  24. 24. The table above illustrates what Covey calls the Emotional Bank Account. These ten key deposits or withdrawals can either destroy or build relationships. Deposits Withdrawals Sacrifice Required Internalized Principles Seek first to understand Seek first to understand Impatience, ego, your agenda Mutual understanding Keeping Promises Breaking Promises Moods, feelings, emotions, time Integrity/execution Honesty, openness Smooth manipulation Ego, arrogance, control Vision/values, integrity/execution, mutual understanding Kindness, courtesies Unkindness, discourtesies Self-time, perception, stereotypes, prejudices Vision/values, integrity/execution Win-win or no deal thinking Win-lose or lose-win thinking ‘Winning means to beat” competitiveness Mutual respect/benefit Clarifying expectations Violating expectations Kiss-up style communication Mutual respect/benefit mutual understanding, creative cooperation, renewal Loyalty to the absent Disloyalty, duplicity Some social acceptance, heart message Vision/values, integrity/execution Apologies Pride, conceit, arrogance Ego, arrogance, pride, time Vision/values, integrity/execution Receiving feedback and giving “I” messages Not receiving feedback and giving “you” messages Ego, arrogance, pride, reactive communication Mutual understanding Forgiveness Holding grudges Pride, self-centeredness Vision/values, integrity/execution
  25. 25. The skill set of searching for the third alternative O The most important skill in life is communication and this can be broken down into four categories – reading, writing, speaking and listening. Of the four, listening represents 40 to 50 percent of communication time.

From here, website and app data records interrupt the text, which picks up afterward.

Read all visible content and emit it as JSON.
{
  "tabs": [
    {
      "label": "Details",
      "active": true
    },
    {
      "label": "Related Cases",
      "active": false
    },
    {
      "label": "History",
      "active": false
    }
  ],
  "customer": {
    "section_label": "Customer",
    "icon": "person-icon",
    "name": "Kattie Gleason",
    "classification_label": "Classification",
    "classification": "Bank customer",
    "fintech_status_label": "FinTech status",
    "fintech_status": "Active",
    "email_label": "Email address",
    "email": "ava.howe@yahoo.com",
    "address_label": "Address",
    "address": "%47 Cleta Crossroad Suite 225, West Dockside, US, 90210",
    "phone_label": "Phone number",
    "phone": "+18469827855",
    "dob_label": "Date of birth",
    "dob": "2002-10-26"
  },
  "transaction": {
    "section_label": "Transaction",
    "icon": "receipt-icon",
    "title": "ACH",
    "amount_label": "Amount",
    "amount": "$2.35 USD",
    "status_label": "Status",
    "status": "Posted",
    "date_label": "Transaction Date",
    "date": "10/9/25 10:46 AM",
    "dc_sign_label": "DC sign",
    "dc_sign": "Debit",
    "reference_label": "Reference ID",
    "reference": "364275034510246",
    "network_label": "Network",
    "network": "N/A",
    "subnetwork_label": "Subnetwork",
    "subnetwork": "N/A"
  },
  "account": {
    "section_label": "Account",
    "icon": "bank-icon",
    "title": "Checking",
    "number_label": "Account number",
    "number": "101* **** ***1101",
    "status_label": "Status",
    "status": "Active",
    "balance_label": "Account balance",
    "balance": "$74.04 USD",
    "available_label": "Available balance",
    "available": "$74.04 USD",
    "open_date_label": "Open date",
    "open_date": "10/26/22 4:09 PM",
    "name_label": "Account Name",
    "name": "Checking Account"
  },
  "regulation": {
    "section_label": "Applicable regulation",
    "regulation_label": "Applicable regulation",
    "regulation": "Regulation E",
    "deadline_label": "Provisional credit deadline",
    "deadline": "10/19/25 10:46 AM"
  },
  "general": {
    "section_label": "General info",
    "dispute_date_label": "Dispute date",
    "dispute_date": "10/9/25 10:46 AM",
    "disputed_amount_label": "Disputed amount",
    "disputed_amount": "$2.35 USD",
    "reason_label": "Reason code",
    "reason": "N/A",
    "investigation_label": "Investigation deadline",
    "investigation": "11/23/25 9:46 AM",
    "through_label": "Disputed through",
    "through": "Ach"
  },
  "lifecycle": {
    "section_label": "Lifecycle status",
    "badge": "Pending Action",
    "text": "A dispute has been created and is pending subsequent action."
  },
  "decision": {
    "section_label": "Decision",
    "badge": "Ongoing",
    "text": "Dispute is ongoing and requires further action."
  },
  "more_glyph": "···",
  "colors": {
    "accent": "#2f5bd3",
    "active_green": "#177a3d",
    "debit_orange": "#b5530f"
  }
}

Unfortunately, only a miniscule percentage of people have been trained formally on how to listen. O Below are the five levels of listening: 1. Ignoring. 2. Pretending to listen. 3. Selective listening. 4. Emphatic listening. 5. Attentive listening.
  26. 26. THE AGE OF WISDOM  The 8th Habit gives you the key to understand and unleash both your own potential and the potential of the other people around you. As a review, you must remember what part each role plays and their importance. 1. Modeling 2. Pathfinding 3. Aligning 4. Empowering
  27. 27.  Six Core Drivers to Execution 1. Clarity 2. Commitment 3. Translation 4. Enabling 5. Synergy 6. Accountability  The four disciplines of execution 1. Focus on the wildly important. 2. Create a compelling scoreboard. 3. Translate lofty goals into specific action. 4. Hold each other accountable all of the time.
  28. 28.  The seven habits you have learned from Stephen Covey’s previous book are still irrelevant. However, the Knowledge Worker Age calls for the need of an 8th Habit that can help you further in your journey towards personal and organizational excellence.
  29. 29. THE END